October 9, 2012, perhaps emboldened by a few tasty beverages, I went on a bit of a rant on Twitter:
11:45 PM Apparently tip-toeing around it isn’t enough so I’ll just come out and say it: Windows 8 is going to be a shitshow.
11:46 PM One man’s opinion perhaps, but it’s not really. I’ve talked to a lot of folks on both sides and as we get closer I’m much more confident.
11:46 PM Total. Shitshow. Just wait.
11:48 PM Huge install base yes. But that will actually make it worse.
11:49 PM If you work for Microsoft or make a living off of Microsoft you can respond and that’s fine. But it does not change the very real reality.
11:50 PM It’s time to get your shit in order. Learn to code for mobile. The Titanic is sinking and you’re on it.
11:51 PM Okay, I’ve said what I needed to say. Feel free to reference later. But I’m quite sure I’m dead on here.
This was a little more than two weeks before Microsoft would unleash Windows 8 to the public. As you might expect, the reaction from the Microsoft die-hards at the time was outrage.
So you’ll imagine my amusement when I loaded Techmeme this weekend and found the top story to contain a bunch of information about something called “Threshold”, aka: Windows 9. But even more interesting were the blurbs contained in the story by Paul Thurrott: 1
But Threshold is more important than any specific updates. Windows 8 is tanking harder than Microsoft is comfortable discussing in public, and the latest release, Windows 8.1, which is a substantial and free upgrade with major improvements over the original release, is in use on less than 25 million PCs at the moment. That’s a disaster, and Threshold needs to strike a better balance between meeting the needs of over a billion traditional PC users while enticing users to adopt this new Windows on new types of personal computing devices. In short, it needs to be everything that Windows 8 is not.
To distance itself from the Windows 8 debacle, Microsoft is currently planning to drop the Windows 8 name and brand this next release as Windows 9. That could change, but that’s the current thinking.
In some ways, the most interesting thing about Threshold is how it recasts Windows 8 as the next Vista. It’s an acknowledgment that what came before didn’t work, and didn’t resonate with customers. And though Microsoft will always be able to claim that Windows 9 wouldn’t have been possible without the important foundational work they had done first with Windows 8—just as was the case with Windows 7 and Windows Vista—there’s no way to sugarcoat this. Windows 8 has set back Microsoft, and Windows, by years, and possibly for good.
I’m of course interested in tooting my own horn here. But I’m even more interested in questioning how some folks didn’t see this coming — particularly those within Microsoft. As much credit as I’d like to give myself (see: above), I think the writing was pretty clearly on the wall here. And yet no one within the company said anything?
I understand that there are few businesses out there with higher stakes than the Windows business for Microsoft. And on one hand, you have to give them credit for trying something a little different. But all they had to do was talk to a handful of developers and/or users who were testing early builds of the product — as I did — to know that it was going to be a total shitshow.

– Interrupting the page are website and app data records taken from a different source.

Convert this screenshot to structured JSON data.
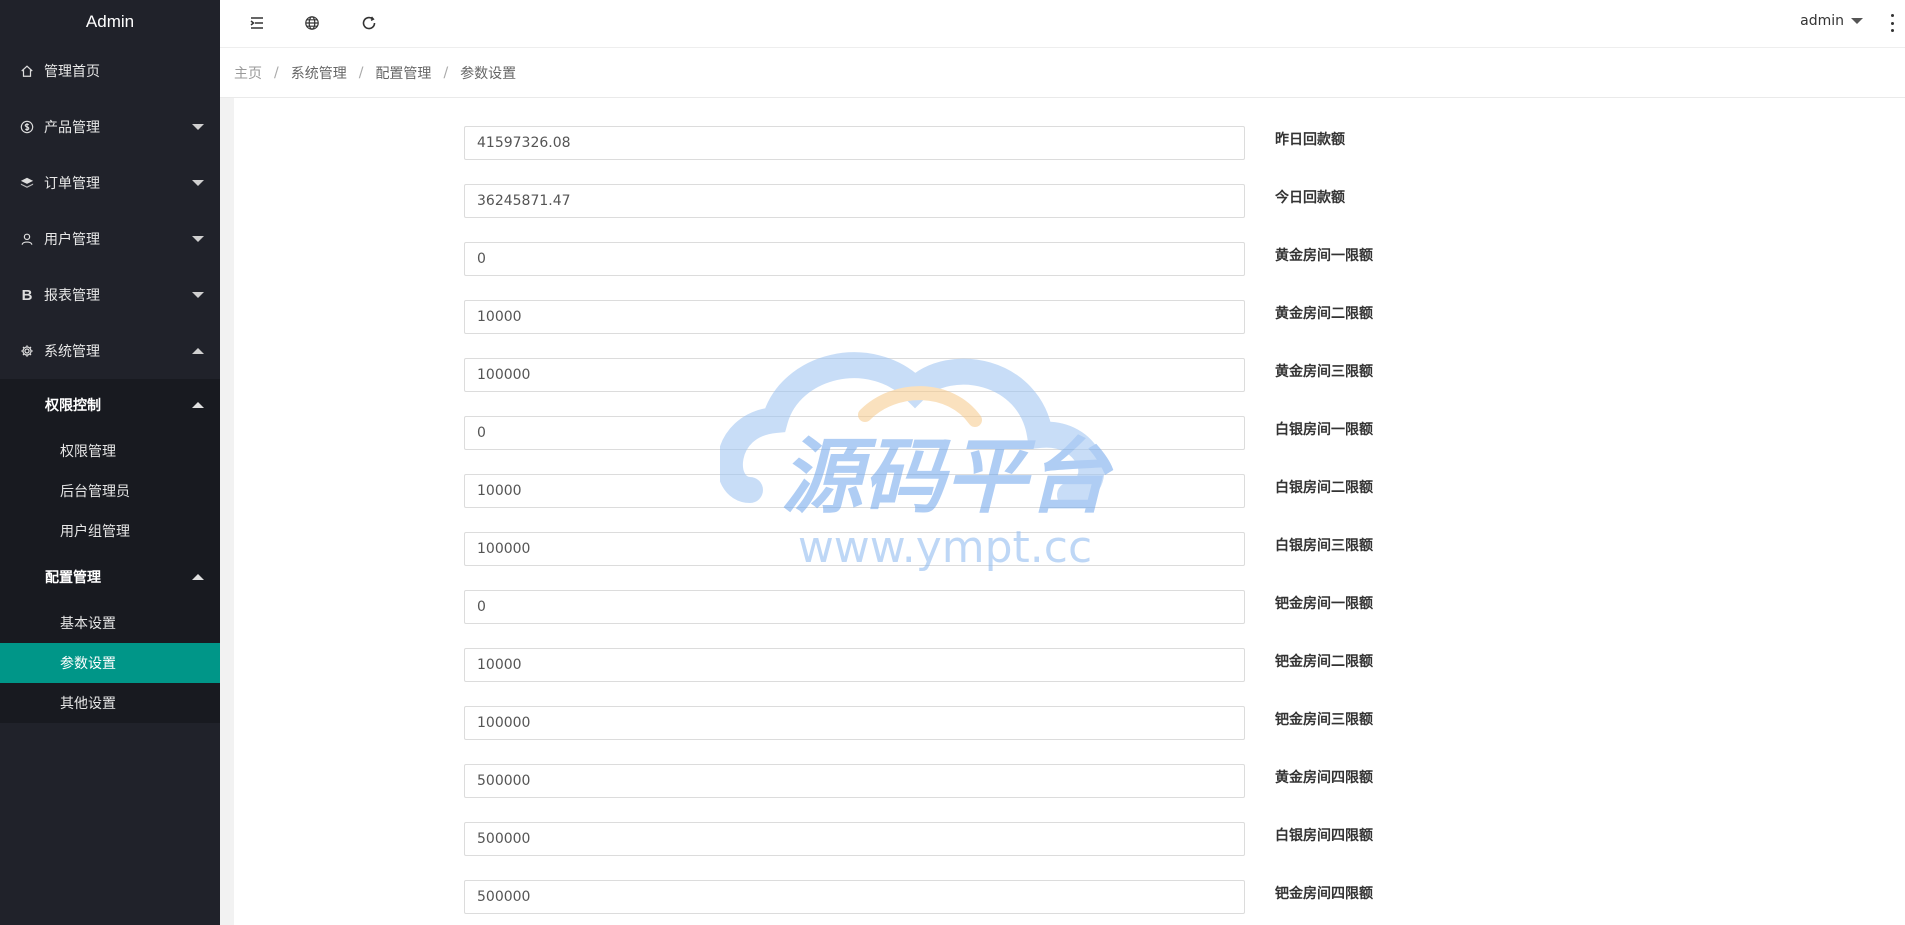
{
  "app": {
    "title": "Admin"
  },
  "header": {
    "user": "admin"
  },
  "sidebar": {
    "items": [
      {
        "label": "管理首页"
      },
      {
        "label": "产品管理"
      },
      {
        "label": "订单管理"
      },
      {
        "label": "用户管理"
      },
      {
        "label": "报表管理"
      },
      {
        "label": "系统管理"
      }
    ],
    "groups": [
      {
        "label": "权限控制",
        "items": [
          "权限管理",
          "后台管理员",
          "用户组管理"
        ]
      },
      {
        "label": "配置管理",
        "items": [
          "基本设置",
          "参数设置",
          "其他设置"
        ]
      }
    ]
  },
  "breadcrumb": [
    "主页",
    "系统管理",
    "配置管理",
    "参数设置"
  ],
  "form": {
    "rows": [
      {
        "label": "昨日回款额:",
        "value": "41597326.08",
        "tip": "昨日回款额"
      },
      {
        "label": "今日回款额:",
        "value": "36245871.47",
        "tip": "今日回款额"
      },
      {
        "label": "黄金房间一限额:",
        "value": "0",
        "tip": "黄金房间一限额"
      },
      {
        "label": "黄金房间二限额:",
        "value": "10000",
        "tip": "黄金房间二限额"
      },
      {
        "label": "黄金房间三限额:",
        "value": "100000",
        "tip": "黄金房间三限额"
      },
      {
        "label": "白银房间一限额:",
        "value": "0",
        "tip": "白银房间一限额"
      },
      {
        "label": "白银房间二限额:",
        "value": "10000",
        "tip": "白银房间二限额"
      },
      {
        "label": "白银房间三限额:",
        "value": "100000",
        "tip": "白银房间三限额"
      },
      {
        "label": "钯金房间一限额:",
        "value": "0",
        "tip": "钯金房间一限额"
      },
      {
        "label": "钯金房间二限额:",
        "value": "10000",
        "tip": "钯金房间二限额"
      },
      {
        "label": "钯金房间三限额:",
        "value": "100000",
        "tip": "钯金房间三限额"
      },
      {
        "label": "黄金房间四限额:",
        "value": "500000",
        "tip": "黄金房间四限额"
      },
      {
        "label": "白银房间四限额:",
        "value": "500000",
        "tip": "白银房间四限额"
      },
      {
        "label": "钯金房间四限额:",
        "value": "500000",
        "tip": "钯金房间四限额"
      }
    ]
  },
  "watermark": {
    "title": "源码平台",
    "url": "www.ympt.cc"
  },
  "colors": {
    "sidebar_bg": "#20222a",
    "active": "#009688",
    "watermark": "#7fb2f0"
  }
}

Instead, they shipped.
And so I wonder if it’s worth renewing a call for every large company to have some sort of SVP of Devil’s Advocacy. To be the “no” man in a sea of “yes” men. I know that such a role wouldn’t alleviate all fuck ups, but perhaps it would save a few companies a few billion dollars here or there.